→ Records for the exercise:
★ ★ ★ ★ ★
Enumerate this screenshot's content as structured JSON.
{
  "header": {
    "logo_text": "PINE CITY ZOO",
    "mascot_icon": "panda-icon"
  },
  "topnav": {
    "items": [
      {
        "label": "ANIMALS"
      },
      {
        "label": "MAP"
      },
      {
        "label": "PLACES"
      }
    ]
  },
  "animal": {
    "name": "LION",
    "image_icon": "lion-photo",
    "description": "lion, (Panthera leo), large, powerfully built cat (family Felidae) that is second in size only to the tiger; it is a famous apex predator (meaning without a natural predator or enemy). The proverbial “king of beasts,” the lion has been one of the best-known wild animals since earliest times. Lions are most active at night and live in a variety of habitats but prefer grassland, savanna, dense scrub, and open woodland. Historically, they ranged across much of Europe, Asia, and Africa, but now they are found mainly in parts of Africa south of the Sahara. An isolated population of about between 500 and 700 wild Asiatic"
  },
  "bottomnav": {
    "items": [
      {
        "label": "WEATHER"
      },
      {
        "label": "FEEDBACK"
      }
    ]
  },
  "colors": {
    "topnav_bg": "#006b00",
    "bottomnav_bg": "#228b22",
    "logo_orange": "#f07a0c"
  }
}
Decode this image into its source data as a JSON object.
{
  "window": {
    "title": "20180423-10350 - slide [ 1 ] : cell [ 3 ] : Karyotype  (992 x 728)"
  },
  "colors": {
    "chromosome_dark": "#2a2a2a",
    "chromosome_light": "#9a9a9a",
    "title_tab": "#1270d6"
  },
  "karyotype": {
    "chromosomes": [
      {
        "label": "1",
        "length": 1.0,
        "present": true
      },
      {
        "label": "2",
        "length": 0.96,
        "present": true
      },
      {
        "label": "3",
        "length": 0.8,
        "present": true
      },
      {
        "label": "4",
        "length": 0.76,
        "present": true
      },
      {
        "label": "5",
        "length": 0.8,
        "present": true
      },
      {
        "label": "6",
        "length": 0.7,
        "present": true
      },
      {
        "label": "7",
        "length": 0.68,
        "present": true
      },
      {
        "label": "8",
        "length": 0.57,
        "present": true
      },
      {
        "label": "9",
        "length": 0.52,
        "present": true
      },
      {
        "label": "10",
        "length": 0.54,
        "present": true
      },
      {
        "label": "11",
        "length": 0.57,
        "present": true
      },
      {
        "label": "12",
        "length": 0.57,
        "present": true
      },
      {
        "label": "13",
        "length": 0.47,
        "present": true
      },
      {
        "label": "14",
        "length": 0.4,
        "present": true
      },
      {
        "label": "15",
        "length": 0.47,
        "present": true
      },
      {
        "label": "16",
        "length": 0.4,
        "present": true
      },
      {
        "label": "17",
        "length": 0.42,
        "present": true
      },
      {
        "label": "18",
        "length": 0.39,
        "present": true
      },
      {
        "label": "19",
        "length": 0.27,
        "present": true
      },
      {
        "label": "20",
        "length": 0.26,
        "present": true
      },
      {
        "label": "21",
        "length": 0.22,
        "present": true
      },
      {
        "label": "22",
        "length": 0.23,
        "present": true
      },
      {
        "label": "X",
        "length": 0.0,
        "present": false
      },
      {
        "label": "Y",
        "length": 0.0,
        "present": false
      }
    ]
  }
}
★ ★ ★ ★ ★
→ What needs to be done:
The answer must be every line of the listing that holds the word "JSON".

→ Solution:
Enumerate this screenshot's content as structured JSON.
Decode this image into its source data as a JSON object.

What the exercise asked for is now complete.